* WHAT YOU HAVE TO DO *
Scan each line of the records for the word "heading" and extract the ones that have it.

╭─ EXERCISE DATA

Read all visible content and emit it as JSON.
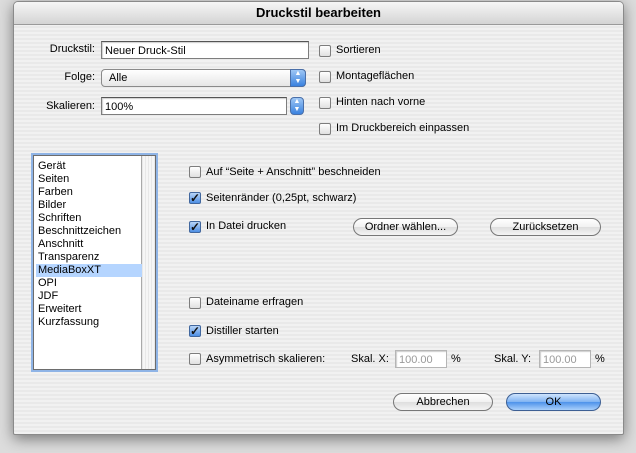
{
  "window": {
    "title": "Druckstil bearbeiten"
  },
  "form": {
    "druckstil_label": "Druckstil:",
    "druckstil_value": "Neuer Druck-Stil",
    "folge_label": "Folge:",
    "folge_value": "Alle",
    "skalieren_label": "Skalieren:",
    "skalieren_value": "100%"
  },
  "options_top": {
    "sortieren": {
      "label": "Sortieren",
      "checked": false
    },
    "montage": {
      "label": "Montageflächen",
      "checked": false
    },
    "hinten": {
      "label": "Hinten nach vorne",
      "checked": false
    },
    "einpassen": {
      "label": "Im Druckbereich einpassen",
      "checked": false
    }
  },
  "sidebar": {
    "items": [
      "Gerät",
      "Seiten",
      "Farben",
      "Bilder",
      "Schriften",
      "Beschnittzeichen",
      "Anschnitt",
      "Transparenz",
      "MediaBoxXT",
      "OPI",
      "JDF",
      "Erweitert",
      "Kurzfassung"
    ],
    "selected": "MediaBoxXT"
  },
  "panel": {
    "beschneiden": {
      "label": "Auf “Seite + Anschnitt” beschneiden",
      "checked": false
    },
    "seitenraender": {
      "label": "Seitenränder (0,25pt, schwarz)",
      "checked": true
    },
    "in_datei": {
      "label": "In Datei drucken",
      "checked": true
    },
    "ordner_button": "Ordner wählen...",
    "zuruecksetzen_button": "Zurücksetzen",
    "dateiname": {
      "label": "Dateiname erfragen",
      "checked": false
    },
    "distiller": {
      "label": "Distiller starten",
      "checked": true
    },
    "asymmetrisch": {
      "label": "Asymmetrisch skalieren:",
      "checked": false
    },
    "skal_x_label": "Skal. X:",
    "skal_x_value": "100.00",
    "skal_x_unit": "%",
    "skal_y_label": "Skal. Y:",
    "skal_y_value": "100.00",
    "skal_y_unit": "%"
  },
  "footer": {
    "cancel": "Abbrechen",
    "ok": "OK"
  }
}
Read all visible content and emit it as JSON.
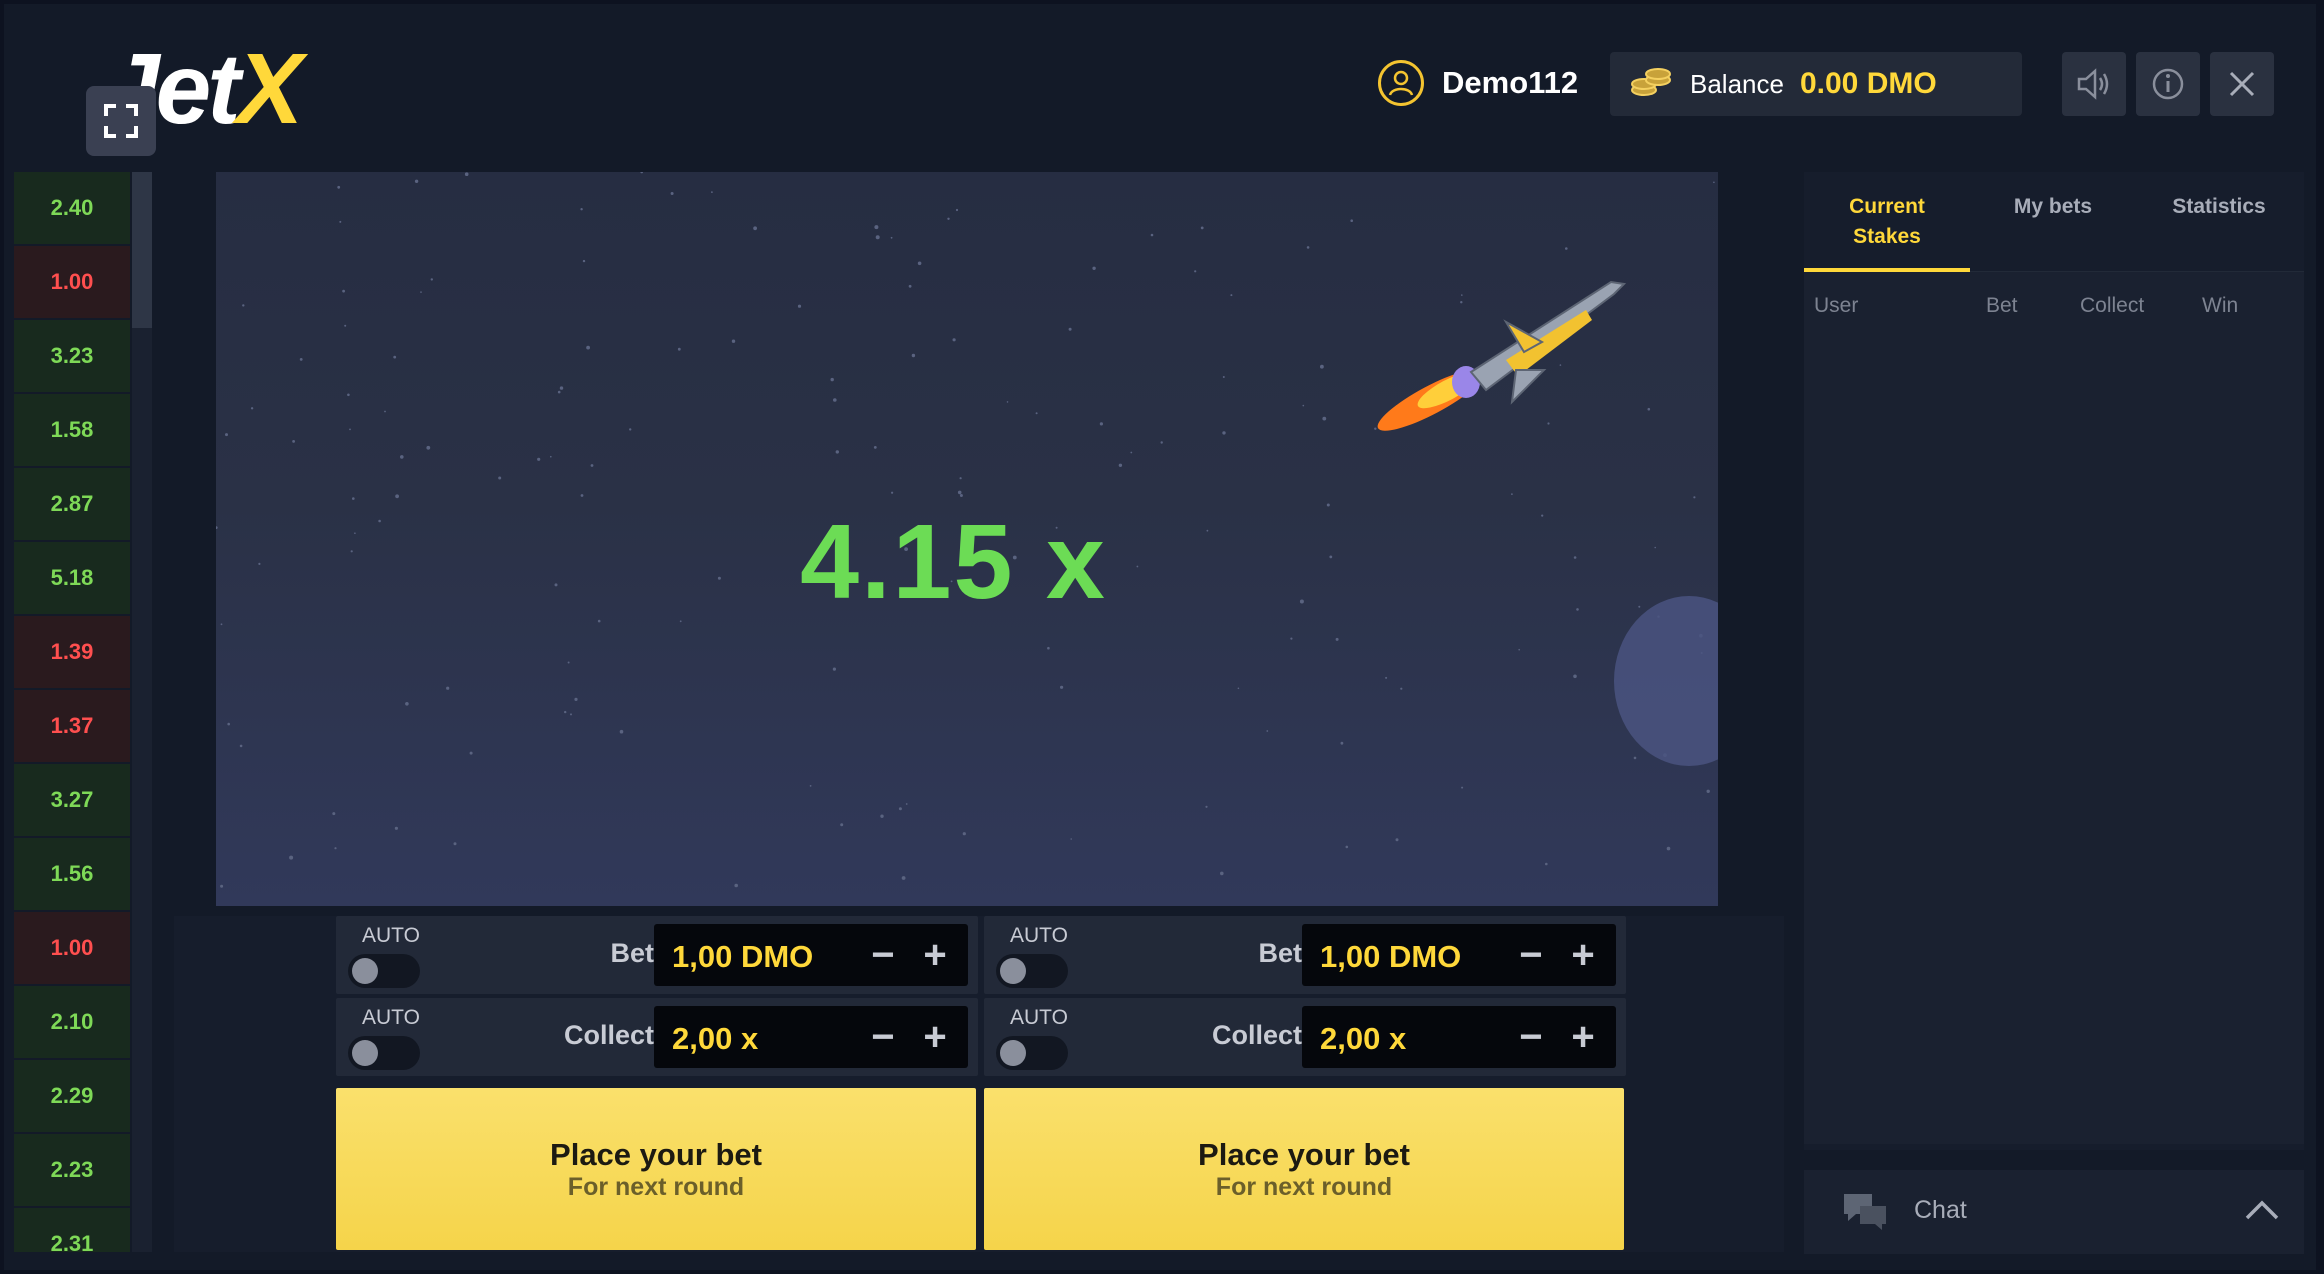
{
  "header": {
    "logo_text_left": "Jet",
    "logo_text_right": "X",
    "username": "Demo112",
    "balance_label": "Balance",
    "balance_value": "0.00 DMO",
    "icons": [
      "fullscreen-icon",
      "user-icon",
      "coins-icon",
      "sound-icon",
      "info-icon",
      "close-icon"
    ]
  },
  "history": [
    {
      "value": "2.40",
      "status": "win"
    },
    {
      "value": "1.00",
      "status": "loss"
    },
    {
      "value": "3.23",
      "status": "win"
    },
    {
      "value": "1.58",
      "status": "win"
    },
    {
      "value": "2.87",
      "status": "win"
    },
    {
      "value": "5.18",
      "status": "win"
    },
    {
      "value": "1.39",
      "status": "loss"
    },
    {
      "value": "1.37",
      "status": "loss"
    },
    {
      "value": "3.27",
      "status": "win"
    },
    {
      "value": "1.56",
      "status": "win"
    },
    {
      "value": "1.00",
      "status": "loss"
    },
    {
      "value": "2.10",
      "status": "win"
    },
    {
      "value": "2.29",
      "status": "win"
    },
    {
      "value": "2.23",
      "status": "win"
    },
    {
      "value": "2.31",
      "status": "win"
    }
  ],
  "game": {
    "multiplier": "4.15 x"
  },
  "panels": [
    {
      "auto_label_1": "AUTO",
      "bet_label": "Bet",
      "bet_value": "1,00 DMO",
      "auto_label_2": "AUTO",
      "collect_label": "Collect",
      "collect_value": "2,00 x",
      "button_main": "Place your bet",
      "button_sub": "For next round"
    },
    {
      "auto_label_1": "AUTO",
      "bet_label": "Bet",
      "bet_value": "1,00 DMO",
      "auto_label_2": "AUTO",
      "collect_label": "Collect",
      "collect_value": "2,00 x",
      "button_main": "Place your bet",
      "button_sub": "For next round"
    }
  ],
  "right_panel": {
    "tabs": [
      {
        "line1": "Current",
        "line2": "Stakes",
        "active": true
      },
      {
        "line1": "My bets",
        "line2": "",
        "active": false
      },
      {
        "line1": "Statistics",
        "line2": "",
        "active": false
      }
    ],
    "columns": [
      "User",
      "Bet",
      "Collect",
      "Win"
    ],
    "chat_label": "Chat"
  },
  "colors": {
    "accent_yellow": "#ffd83a",
    "win_green": "#7ed957",
    "loss_red": "#ff4f4f",
    "multiplier_green": "#6cdc55"
  }
}
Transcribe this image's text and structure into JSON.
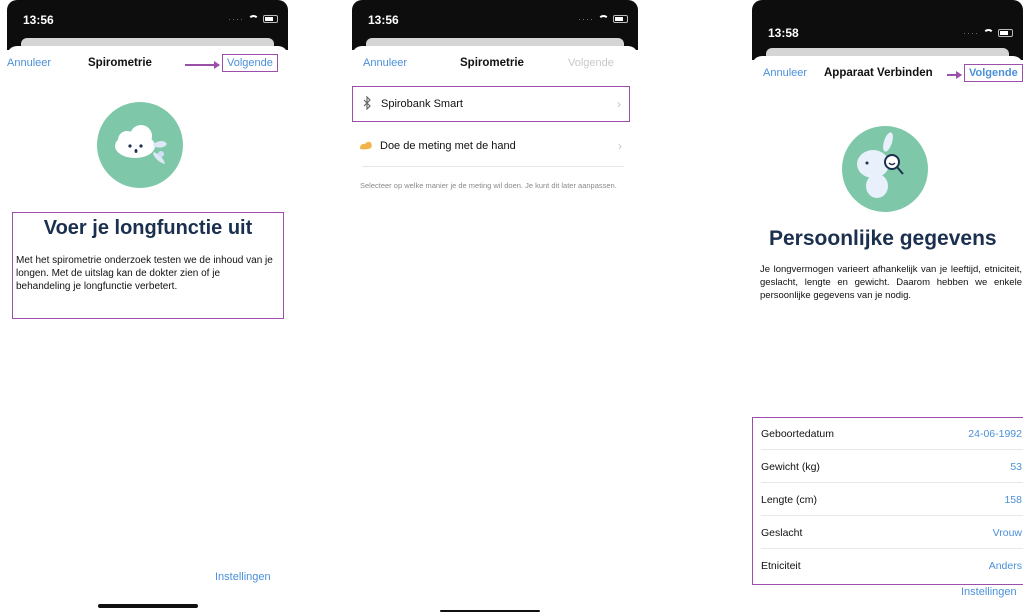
{
  "screens": [
    {
      "status_time": "13:56",
      "nav": {
        "left": "Annuleer",
        "title": "Spirometrie",
        "right": "Volgende"
      },
      "heading": "Voer je longfunctie uit",
      "body": "Met het spirometrie onderzoek testen we de inhoud van je longen. Met de uitslag kan de dokter zien of je behandeling je longfunctie verbetert.",
      "footer_link": "Instellingen"
    },
    {
      "status_time": "13:56",
      "nav": {
        "left": "Annuleer",
        "title": "Spirometrie",
        "right": "Volgende"
      },
      "options": [
        {
          "label": "Spirobank Smart",
          "icon": "bluetooth-icon"
        },
        {
          "label": "Doe de meting met de hand",
          "icon": "arm-icon"
        }
      ],
      "hint": "Selecteer op welke manier je de meting wil doen. Je kunt dit later aanpassen."
    },
    {
      "status_time": "13:58",
      "nav": {
        "left": "Annuleer",
        "title": "Apparaat Verbinden",
        "right": "Volgende"
      },
      "heading": "Persoonlijke gegevens",
      "body": "Je longvermogen varieert afhankelijk van je leeftijd, etniciteit, geslacht, lengte en gewicht. Daarom hebben we enkele persoonlijke gegevens van je nodig.",
      "fields": [
        {
          "label": "Geboortedatum",
          "value": "24-06-1992"
        },
        {
          "label": "Gewicht (kg)",
          "value": "53"
        },
        {
          "label": "Lengte (cm)",
          "value": "158"
        },
        {
          "label": "Geslacht",
          "value": "Vrouw"
        },
        {
          "label": "Etniciteit",
          "value": "Anders"
        }
      ],
      "footer_link": "Instellingen"
    }
  ],
  "colors": {
    "accent": "#4a90d9",
    "highlight": "#9b4fa8",
    "illustration": "#7ec8a9",
    "heading": "#1b2f4f"
  }
}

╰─

* EXPECTED ANSWER *
      "heading": "Voer je longfunctie uit",
      "heading": "Persoonlijke gegevens",
    "heading": "#1b2f4f"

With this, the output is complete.